AJ: I had been gone from Finland for twelve years. I graduated from film school there and wrote and directed a few TV series right after school but I had been gone for twelve years. It was a major casting: I think I shot 300 actresses in Finland. But at the end of the day, it was actually very easy. I was able to find two or three top candidates for each character fairly quickly, a few months. We have great actors in Finland. Unfortunately the market is so small that movies are often not allotted much time but we were lucky on this movie to have double the budget of a typical Finnish movie, which compared to the American market or even the European market is a rather small amount of money, but we used a lot of this money on time. We shot this movie in fifty days while usually in Finland films are shot in twenty days or even fifteen.

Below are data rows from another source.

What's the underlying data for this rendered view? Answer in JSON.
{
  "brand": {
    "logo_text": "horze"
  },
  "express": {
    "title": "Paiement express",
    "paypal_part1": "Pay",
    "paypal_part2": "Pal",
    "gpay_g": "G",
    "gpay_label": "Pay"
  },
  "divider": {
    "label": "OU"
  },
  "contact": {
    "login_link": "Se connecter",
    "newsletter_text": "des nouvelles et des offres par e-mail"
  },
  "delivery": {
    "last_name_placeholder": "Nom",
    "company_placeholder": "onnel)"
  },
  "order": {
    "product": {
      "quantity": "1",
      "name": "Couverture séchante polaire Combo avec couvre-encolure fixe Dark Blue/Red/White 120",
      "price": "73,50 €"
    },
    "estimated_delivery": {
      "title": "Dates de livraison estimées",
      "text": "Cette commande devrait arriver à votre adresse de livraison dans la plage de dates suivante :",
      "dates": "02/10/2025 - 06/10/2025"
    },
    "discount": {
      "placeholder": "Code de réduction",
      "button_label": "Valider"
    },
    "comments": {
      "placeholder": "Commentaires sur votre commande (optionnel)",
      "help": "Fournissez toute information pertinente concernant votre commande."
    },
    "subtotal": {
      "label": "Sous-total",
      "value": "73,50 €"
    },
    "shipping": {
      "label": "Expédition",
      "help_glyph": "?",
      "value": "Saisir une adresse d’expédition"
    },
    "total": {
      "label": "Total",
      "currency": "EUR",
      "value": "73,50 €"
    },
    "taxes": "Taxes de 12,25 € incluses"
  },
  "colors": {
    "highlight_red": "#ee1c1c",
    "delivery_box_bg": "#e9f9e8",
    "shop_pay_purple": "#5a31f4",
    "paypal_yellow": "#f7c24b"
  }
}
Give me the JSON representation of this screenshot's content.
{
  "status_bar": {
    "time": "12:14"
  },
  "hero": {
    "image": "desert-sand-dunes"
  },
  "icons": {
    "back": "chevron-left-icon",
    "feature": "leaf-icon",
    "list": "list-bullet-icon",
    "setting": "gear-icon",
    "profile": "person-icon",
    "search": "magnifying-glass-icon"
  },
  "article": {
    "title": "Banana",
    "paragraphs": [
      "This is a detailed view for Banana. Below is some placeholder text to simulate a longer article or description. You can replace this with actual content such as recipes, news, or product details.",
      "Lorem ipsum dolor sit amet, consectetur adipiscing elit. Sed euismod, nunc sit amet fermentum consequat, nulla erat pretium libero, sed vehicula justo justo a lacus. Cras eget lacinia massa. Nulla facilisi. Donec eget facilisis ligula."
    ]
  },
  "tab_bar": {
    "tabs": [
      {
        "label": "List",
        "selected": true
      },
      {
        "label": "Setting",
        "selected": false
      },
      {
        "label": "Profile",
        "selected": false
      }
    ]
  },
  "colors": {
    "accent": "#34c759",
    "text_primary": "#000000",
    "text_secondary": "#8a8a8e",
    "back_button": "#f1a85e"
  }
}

I think Scandinavian actors have been underrated because of the language barrier. I found that my cast in Finland was as talented as actors I’ve worked with in the U.S. but they just never have been given the opportunity to really get deep into the characters. Here, we were able to spend a lot of time working together and I was very happy with the people I found. The scale of good actors in Finland or Scandinavia is much broader than shown in this film as there were many other great ones.
BT: I am sure you have been asked this question many times but how did your experience in the U.S. with music videos influence your style of filmmaking?
AJ: I take my career as a music video director as my proper film school. It gave me the challenges I needed. I know all the technological aspects of filmmaking, I know how to deal with actors, music stars and so on but I think it also gave me time to find my voice. I didn’t want Purge to look like a music video, I wanted more of a rough, documentary, drama style. I had gotten the colorful music video style out of my system and was ready to move on to a different style. Also, because I know how to shoot a beautiful picture, how to work on cinematography and so on, I was able to concentrate and put all my effort on the script and the characters. I already knew the other aspects and it was very easy for me to explain them to other people.
BT: Do you think the possibility of an Oscar nomination or even a win would help the film?
AJ: From speaking with my agency and CAA, we may have a good chance of being nominated but I have never thought about winning at this stage. There are many very good films from many other countries. I think if we were nominated, I’d already be the happiest man alive. I think that it’s very difficult for many filmmakers to think of film as a competition because it’s not like track field or football. Every film is subjective. Of course, to be nominated or even to be considered to be nominated is an honor. It would be great to have a good response and it feels good of course.
BT: Any future projects that you are working on right now?
AJ: I always thought it would be great to make one movie in Scandinavia and one movie in the US because in the US obviously you have great talent and more money while in Europe you have total freedom as a director. I don’t think Purge could have ever been made in the US because of the circumstances and how it was told, the violence, and it’s not a three-act movie either, it doesn’t have that glamor of a Hollywood film… On the other hand, I appreciate what both places have to offer. I have two projects in America and two projects in Finland. I should know this month. The Finnish projects are financed but I am still hoping I can do the American movies first and then do the Finnish films. But I am happy to work in Europe, I will just keep on working. With the kind of films I want to make, I will definitely not go to Hollywood and make a mindless horror film anymore!